If you wish to post a message to a newsgroup of a promotional nature, you should ensure that the group's charter allows for such postings (some do, most don't). It is your responsibility to check with the charter of any newsgroup you post to in order to determine what is acceptable.
If you are careful to ensure that everyone on your distribution list chose to be there, and provide means for those who do not wish to be there to unsubscribe, you should have little to worry about. Bulk email is fine as long as it is an opt-in service.
Why have these rules been implemented?
Please understand that while DreamHost’s anti-spam stance may seem harsh, it is for the protection of all customers and the Internet community in general. There are many opportunities to market your site effectively without resorting to such activities.
If you have any questions or concerns regarding the anti-spam policy and how it may affect you, feel free to contact DreamHost. The goal is to educate customers on the effects of spam, and attempt to insulate them from those negative effects as much as possible.
More information on spam
There are numerous sites which go in to great detail about the spam problem, and may provide information that you can use to make yourself better prepared to fight your spam problem. Here are a few to get you started:
One very useful tool is SpamCop, a website run by an anti-spam activist which makes the process of finding and reporting unsolicited commercial email much easier than before. Many times, the headers in such messages are forged by using fake or 'throwaway' email accounts. However, SpamCop usually finds a way past these tricks and helps you report the sender to the proper individuals at his/her service provider. Although you may find some administrators to be unresponsive, most respectable providers will take your complaint seriously and close down the spammer's account.

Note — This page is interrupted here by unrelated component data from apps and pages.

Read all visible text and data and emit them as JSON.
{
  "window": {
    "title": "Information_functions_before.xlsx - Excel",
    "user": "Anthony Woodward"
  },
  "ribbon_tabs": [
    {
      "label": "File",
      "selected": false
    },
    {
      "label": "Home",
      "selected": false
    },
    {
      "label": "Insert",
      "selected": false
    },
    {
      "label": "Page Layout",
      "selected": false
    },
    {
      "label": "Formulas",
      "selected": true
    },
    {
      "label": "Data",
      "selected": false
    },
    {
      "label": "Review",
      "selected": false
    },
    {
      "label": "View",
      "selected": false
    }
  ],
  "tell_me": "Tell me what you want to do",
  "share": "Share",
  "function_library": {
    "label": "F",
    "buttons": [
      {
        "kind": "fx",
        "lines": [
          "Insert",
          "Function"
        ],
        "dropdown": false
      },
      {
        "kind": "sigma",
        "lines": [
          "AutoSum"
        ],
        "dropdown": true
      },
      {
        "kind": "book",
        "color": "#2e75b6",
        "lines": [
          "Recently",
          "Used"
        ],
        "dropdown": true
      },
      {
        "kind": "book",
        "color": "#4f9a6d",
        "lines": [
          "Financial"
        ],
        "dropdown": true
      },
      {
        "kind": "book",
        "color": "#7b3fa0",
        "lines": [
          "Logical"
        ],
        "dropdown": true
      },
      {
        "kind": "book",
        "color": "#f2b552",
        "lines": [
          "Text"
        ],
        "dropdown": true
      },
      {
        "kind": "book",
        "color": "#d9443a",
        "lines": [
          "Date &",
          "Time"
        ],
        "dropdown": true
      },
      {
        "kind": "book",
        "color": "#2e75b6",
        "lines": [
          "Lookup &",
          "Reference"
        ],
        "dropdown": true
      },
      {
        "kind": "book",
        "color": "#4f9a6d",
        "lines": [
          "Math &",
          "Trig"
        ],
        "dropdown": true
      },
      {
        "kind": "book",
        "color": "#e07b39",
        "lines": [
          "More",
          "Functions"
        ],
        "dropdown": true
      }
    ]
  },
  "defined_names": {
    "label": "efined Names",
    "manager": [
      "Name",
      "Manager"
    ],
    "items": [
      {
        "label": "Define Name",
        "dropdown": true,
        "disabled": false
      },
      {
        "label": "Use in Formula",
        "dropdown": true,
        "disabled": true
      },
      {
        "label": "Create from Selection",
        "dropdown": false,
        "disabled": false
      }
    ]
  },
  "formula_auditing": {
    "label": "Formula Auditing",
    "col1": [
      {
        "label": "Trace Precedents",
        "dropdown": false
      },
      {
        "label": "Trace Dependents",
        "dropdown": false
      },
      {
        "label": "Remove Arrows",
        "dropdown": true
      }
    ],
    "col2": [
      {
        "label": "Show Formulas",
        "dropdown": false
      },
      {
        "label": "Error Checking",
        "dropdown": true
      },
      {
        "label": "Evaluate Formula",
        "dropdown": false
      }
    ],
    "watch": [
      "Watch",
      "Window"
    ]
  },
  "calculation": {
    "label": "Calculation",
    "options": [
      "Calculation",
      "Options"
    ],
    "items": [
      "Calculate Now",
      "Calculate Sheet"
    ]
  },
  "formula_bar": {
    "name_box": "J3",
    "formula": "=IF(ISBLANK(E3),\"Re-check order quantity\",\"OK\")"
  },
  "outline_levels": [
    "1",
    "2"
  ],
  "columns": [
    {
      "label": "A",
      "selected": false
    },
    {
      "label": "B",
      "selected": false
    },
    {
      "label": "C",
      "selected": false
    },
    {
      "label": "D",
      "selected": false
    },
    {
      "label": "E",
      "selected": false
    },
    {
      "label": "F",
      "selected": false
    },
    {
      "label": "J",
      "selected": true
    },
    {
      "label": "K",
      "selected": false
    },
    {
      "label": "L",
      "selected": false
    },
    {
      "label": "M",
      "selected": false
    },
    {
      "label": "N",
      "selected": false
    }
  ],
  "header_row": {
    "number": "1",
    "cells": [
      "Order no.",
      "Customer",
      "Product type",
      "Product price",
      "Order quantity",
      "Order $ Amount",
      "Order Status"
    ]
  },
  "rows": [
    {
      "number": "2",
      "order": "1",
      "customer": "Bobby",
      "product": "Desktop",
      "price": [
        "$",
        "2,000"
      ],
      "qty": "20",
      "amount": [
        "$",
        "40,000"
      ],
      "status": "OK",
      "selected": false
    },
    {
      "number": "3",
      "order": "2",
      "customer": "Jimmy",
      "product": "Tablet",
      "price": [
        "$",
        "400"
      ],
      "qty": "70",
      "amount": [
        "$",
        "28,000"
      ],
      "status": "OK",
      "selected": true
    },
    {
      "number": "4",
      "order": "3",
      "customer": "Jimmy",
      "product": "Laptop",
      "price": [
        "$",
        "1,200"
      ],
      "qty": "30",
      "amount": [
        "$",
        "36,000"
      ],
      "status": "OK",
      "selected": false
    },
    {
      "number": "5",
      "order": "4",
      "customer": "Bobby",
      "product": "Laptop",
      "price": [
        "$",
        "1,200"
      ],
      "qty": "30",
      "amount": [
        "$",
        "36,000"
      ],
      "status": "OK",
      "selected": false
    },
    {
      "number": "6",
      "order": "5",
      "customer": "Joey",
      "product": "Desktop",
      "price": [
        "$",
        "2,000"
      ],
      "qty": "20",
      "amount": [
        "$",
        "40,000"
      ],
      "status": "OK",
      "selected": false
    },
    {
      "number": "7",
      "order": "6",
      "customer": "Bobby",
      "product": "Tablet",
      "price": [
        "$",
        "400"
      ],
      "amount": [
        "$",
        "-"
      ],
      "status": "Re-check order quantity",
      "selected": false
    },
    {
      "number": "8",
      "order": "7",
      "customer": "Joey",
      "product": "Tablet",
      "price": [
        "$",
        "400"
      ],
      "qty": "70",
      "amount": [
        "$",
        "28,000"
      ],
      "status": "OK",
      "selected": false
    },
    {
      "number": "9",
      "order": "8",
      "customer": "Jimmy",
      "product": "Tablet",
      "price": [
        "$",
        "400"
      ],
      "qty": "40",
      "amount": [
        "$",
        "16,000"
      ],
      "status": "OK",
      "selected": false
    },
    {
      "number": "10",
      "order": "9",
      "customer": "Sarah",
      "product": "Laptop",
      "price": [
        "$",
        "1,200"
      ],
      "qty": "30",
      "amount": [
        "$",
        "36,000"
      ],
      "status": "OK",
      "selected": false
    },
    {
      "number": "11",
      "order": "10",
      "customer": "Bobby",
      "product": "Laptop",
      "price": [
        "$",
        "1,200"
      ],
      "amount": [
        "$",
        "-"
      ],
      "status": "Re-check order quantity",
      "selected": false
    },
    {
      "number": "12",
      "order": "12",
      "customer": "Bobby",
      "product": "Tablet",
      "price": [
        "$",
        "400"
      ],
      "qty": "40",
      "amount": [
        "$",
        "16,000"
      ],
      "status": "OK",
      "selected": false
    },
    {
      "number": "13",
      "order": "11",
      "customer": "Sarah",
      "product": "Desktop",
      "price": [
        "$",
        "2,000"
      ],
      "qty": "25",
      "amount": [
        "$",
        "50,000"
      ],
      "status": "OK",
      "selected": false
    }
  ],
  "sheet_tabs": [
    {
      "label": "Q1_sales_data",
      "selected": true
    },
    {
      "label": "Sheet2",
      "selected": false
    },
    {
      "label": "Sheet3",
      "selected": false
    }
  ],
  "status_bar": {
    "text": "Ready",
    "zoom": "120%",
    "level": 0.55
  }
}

Although it won't help with all cases, SpamCop has proven to be effective more often than not.